▼▼▼

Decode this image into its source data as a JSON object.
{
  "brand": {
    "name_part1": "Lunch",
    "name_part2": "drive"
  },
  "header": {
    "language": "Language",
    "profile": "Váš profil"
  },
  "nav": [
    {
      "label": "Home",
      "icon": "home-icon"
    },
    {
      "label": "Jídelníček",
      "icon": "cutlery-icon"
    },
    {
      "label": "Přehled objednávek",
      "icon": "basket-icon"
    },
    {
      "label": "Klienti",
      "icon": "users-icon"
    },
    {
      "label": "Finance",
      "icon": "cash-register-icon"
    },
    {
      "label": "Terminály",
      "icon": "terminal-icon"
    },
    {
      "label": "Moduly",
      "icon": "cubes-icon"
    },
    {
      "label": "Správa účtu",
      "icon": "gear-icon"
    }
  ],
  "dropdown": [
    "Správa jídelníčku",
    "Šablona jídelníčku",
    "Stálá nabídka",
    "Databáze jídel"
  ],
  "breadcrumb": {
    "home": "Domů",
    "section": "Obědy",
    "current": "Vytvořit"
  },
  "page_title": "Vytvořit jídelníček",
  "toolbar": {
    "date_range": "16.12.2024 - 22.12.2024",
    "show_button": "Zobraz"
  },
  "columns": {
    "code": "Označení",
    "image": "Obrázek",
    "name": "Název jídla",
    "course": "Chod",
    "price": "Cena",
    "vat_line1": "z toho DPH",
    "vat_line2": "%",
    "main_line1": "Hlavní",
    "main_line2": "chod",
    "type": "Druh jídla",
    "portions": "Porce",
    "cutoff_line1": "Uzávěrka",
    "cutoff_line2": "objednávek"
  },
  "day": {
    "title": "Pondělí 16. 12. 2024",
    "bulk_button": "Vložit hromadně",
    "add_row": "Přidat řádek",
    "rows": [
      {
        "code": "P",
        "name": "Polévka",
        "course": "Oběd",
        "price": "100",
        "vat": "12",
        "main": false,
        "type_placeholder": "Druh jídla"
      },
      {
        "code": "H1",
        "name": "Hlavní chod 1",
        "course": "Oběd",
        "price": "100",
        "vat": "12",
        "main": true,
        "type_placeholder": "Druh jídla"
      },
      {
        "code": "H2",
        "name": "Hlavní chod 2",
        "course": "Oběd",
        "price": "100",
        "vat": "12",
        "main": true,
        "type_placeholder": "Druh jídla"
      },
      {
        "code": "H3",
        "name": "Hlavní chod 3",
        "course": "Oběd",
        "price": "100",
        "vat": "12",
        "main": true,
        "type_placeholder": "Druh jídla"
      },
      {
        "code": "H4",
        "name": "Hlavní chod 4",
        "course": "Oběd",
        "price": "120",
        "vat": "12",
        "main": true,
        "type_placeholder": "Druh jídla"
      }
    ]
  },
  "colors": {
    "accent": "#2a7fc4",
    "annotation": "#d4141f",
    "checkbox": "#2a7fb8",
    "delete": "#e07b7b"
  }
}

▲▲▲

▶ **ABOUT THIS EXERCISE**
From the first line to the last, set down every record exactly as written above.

▶ **ANSWER**
Decode this image into its source data as a JSON object.
{
  "brand": {
    "name_part1": "Lunch",
    "name_part2": "drive"
  },
  "header": {
    "language": "Language",
    "profile": "Váš profil"
  },
  "nav": [
    {
      "label": "Home",
      "icon": "home-icon"
    },
    {
      "label": "Jídelníček",
      "icon": "cutlery-icon"
    },
    {
      "label": "Přehled objednávek",
      "icon": "basket-icon"
    },
    {
      "label": "Klienti",
      "icon": "users-icon"
    },
    {
      "label": "Finance",
      "icon": "cash-register-icon"
    },
    {
      "label": "Terminály",
      "icon": "terminal-icon"
    },
    {
      "label": "Moduly",
      "icon": "cubes-icon"
    },
    {
      "label": "Správa účtu",
      "icon": "gear-icon"
    }
  ],
  "dropdown": [
    "Správa jídelníčku",
    "Šablona jídelníčku",
    "Stálá nabídka",
    "Databáze jídel"
  ],
  "breadcrumb": {
    "home": "Domů",
    "section": "Obědy",
    "current": "Vytvořit"
  },
  "page_title": "Vytvořit jídelníček",
  "toolbar": {
    "date_range": "16.12.2024 - 22.12.2024",
    "show_button": "Zobraz"
  },
  "columns": {
    "code": "Označení",
    "image": "Obrázek",
    "name": "Název jídla",
    "course": "Chod",
    "price": "Cena",
    "vat_line1": "z toho DPH",
    "vat_line2": "%",
    "main_line1": "Hlavní",
    "main_line2": "chod",
    "type": "Druh jídla",
    "portions": "Porce",
    "cutoff_line1": "Uzávěrka",
    "cutoff_line2": "objednávek"
  },
  "day": {
    "title": "Pondělí 16. 12. 2024",
    "bulk_button": "Vložit hromadně",
    "add_row": "Přidat řádek",
    "rows": [
      {
        "code": "P",
        "name": "Polévka",
        "course": "Oběd",
        "price": "100",
        "vat": "12",
        "main": false,
        "type_placeholder": "Druh jídla"
      },
      {
        "code": "H1",
        "name": "Hlavní chod 1",
        "course": "Oběd",
        "price": "100",
        "vat": "12",
        "main": true,
        "type_placeholder": "Druh jídla"
      },
      {
        "code": "H2",
        "name": "Hlavní chod 2",
        "course": "Oběd",
        "price": "100",
        "vat": "12",
        "main": true,
        "type_placeholder": "Druh jídla"
      },
      {
        "code": "H3",
        "name": "Hlavní chod 3",
        "course": "Oběd",
        "price": "100",
        "vat": "12",
        "main": true,
        "type_placeholder": "Druh jídla"
      },
      {
        "code": "H4",
        "name": "Hlavní chod 4",
        "course": "Oběd",
        "price": "120",
        "vat": "12",
        "main": true,
        "type_placeholder": "Druh jídla"
      }
    ]
  },
  "colors": {
    "accent": "#2a7fc4",
    "annotation": "#d4141f",
    "checkbox": "#2a7fb8",
    "delete": "#e07b7b"
  }
}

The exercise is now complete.